“Rebuilding” is a key word in my part of the world, similar to other words like “war,” “besieged,” “murder,” like “liberation,” “exile,” “escape,” like “cemetery” and “displacement,” like “Regained Territories” and “post-German houses.” Here, if you dig a little deep- er, it turns out to be fake, not original, a couple dozen years old at the most. Gdańsk was one of those spots on the map, also Wrocław—a field of rubble, Warsaw, of course, and later Berlin and Dresden, also Nuremberg. Or the castle on the island in Troki, a masterpiece of forgery, taller with every passing year, and newer. The first time I was there it was merely a ruin among the bushes; the last time I visited it stood tall and brand new in the middle of Troki’s frozen lake on which cars and horse-drawn carriages kept driving back and forth in the cold of March; so similar to Malbork and other places like that, rebuilt from scratch. These cities, those places need the cover of snow to hide their architectural absurdities. They came into being because of the belief in continuity, in a thread connecting then with now. That’s where my distrust of other cities comes from—cities better equipped with souvenirs, cities spared by misfortune or simply indifferent to the Middle Ages, taking down their remains without a blink of an eye—my distrust of Paris with its mad builder and demolition expert, Count Haussmann, with its crazy mayors, or to a lesser extent, my distrust for nineteenth century Krakow, leveling its moats, taking down its city walls and towers. There was an obligation in me, in us, to sit in all the churches until the last painting was seen and immediately forgotten. There was a need to ride across the world along the thread unwound by the Baedeker.

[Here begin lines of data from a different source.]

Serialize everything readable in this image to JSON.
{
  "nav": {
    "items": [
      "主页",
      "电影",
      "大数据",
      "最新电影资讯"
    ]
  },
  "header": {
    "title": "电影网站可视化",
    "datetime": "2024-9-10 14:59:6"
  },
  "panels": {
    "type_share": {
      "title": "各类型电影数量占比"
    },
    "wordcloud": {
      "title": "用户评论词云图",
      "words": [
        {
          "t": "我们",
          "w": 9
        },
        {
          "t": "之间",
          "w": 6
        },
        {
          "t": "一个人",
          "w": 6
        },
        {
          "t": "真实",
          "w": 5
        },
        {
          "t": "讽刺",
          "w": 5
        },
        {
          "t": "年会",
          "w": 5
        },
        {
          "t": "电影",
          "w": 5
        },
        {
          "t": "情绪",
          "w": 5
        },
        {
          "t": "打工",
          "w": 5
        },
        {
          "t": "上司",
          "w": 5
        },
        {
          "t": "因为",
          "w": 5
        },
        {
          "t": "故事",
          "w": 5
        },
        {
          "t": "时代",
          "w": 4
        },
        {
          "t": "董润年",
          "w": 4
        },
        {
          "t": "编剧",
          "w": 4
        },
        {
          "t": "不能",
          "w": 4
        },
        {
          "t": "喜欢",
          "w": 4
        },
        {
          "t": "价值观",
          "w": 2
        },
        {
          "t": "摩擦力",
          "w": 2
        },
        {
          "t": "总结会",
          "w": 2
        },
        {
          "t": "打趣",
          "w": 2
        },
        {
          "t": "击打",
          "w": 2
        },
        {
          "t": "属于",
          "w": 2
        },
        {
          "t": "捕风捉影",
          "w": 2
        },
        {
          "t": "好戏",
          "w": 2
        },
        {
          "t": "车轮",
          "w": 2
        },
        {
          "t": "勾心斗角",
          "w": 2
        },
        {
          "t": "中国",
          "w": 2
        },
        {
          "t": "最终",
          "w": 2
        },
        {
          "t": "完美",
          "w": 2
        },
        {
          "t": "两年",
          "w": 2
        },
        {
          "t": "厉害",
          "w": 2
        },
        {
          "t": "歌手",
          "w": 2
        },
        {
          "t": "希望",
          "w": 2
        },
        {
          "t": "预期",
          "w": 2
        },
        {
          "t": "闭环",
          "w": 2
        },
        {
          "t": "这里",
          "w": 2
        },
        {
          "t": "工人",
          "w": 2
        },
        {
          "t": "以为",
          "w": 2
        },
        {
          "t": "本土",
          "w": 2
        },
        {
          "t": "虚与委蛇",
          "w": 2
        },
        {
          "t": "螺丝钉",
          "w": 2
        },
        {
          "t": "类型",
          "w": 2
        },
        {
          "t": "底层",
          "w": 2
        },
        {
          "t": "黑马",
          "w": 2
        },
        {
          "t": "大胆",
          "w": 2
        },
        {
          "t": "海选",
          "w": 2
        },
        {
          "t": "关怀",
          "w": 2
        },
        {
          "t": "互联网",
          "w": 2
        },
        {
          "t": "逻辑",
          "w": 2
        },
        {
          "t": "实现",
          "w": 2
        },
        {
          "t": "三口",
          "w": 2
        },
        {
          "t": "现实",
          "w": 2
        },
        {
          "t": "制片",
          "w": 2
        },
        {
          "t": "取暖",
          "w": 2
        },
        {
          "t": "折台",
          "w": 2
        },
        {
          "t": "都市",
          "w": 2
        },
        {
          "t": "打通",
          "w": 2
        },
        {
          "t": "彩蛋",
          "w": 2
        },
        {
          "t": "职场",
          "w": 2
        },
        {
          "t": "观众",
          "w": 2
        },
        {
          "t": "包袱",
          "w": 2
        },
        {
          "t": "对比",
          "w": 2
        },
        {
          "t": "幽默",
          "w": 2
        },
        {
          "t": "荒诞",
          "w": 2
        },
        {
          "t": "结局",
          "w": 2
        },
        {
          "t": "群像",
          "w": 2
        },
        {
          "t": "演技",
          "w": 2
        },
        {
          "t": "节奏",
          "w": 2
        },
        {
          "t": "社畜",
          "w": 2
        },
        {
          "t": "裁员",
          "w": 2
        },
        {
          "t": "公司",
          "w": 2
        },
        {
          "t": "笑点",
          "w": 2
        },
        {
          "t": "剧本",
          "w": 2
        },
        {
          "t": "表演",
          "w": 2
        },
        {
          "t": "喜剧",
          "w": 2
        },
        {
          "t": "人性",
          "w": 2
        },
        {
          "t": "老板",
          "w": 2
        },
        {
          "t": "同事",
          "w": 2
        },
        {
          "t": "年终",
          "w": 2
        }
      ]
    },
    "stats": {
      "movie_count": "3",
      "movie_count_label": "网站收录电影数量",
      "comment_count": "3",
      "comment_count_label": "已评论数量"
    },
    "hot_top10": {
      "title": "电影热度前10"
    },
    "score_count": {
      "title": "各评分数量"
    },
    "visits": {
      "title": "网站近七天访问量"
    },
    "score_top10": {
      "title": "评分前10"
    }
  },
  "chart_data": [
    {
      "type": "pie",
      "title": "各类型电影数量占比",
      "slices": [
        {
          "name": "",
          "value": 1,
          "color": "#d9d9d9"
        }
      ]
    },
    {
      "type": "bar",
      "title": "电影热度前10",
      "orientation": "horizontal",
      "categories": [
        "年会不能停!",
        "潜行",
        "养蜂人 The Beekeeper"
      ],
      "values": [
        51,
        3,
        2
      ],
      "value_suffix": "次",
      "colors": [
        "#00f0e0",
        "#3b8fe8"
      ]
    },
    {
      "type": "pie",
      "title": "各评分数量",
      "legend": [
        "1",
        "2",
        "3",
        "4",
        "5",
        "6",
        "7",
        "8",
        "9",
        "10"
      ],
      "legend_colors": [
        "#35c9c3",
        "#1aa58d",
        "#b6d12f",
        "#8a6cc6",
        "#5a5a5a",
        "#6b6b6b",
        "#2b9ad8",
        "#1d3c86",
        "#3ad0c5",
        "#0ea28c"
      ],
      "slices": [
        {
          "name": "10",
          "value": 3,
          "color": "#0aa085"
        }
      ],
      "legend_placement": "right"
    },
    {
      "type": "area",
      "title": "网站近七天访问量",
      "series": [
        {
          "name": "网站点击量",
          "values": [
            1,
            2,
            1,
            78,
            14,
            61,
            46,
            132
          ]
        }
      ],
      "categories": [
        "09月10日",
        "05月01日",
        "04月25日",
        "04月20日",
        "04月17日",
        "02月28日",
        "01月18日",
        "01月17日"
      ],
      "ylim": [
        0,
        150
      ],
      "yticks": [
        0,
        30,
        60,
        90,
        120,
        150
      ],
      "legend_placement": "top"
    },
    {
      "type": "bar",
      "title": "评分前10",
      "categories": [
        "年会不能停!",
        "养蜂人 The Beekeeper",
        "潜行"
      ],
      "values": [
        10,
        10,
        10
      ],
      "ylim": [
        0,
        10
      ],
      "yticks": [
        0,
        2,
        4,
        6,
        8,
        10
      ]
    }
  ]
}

I came back to the hotel and spent the rest of the night in a torpor. On our way to the airport we didn’t see a single car. The taxi driver was listening to the blasting radio, and on the radio the city felt surprisingly alive again, completely different from what was outside our windows, impossible to recognize.
Wojciech Nowicki is a Polish essayist, journalist, critic, photographer, and even writes a culinary column. He is also the co-founder of the Imago Mundi Foundation devoted to promoting photography. Salki is his first book to be translated into English.
Jan Pytalski is a graduate of the American Studies Center at the University of Warsaw, and has an MA in translation from the University of Rochester.
Photo: Wojciech Nowicki, Private
Photo: Jan Pytalski, Private
Published on May 2, 2017.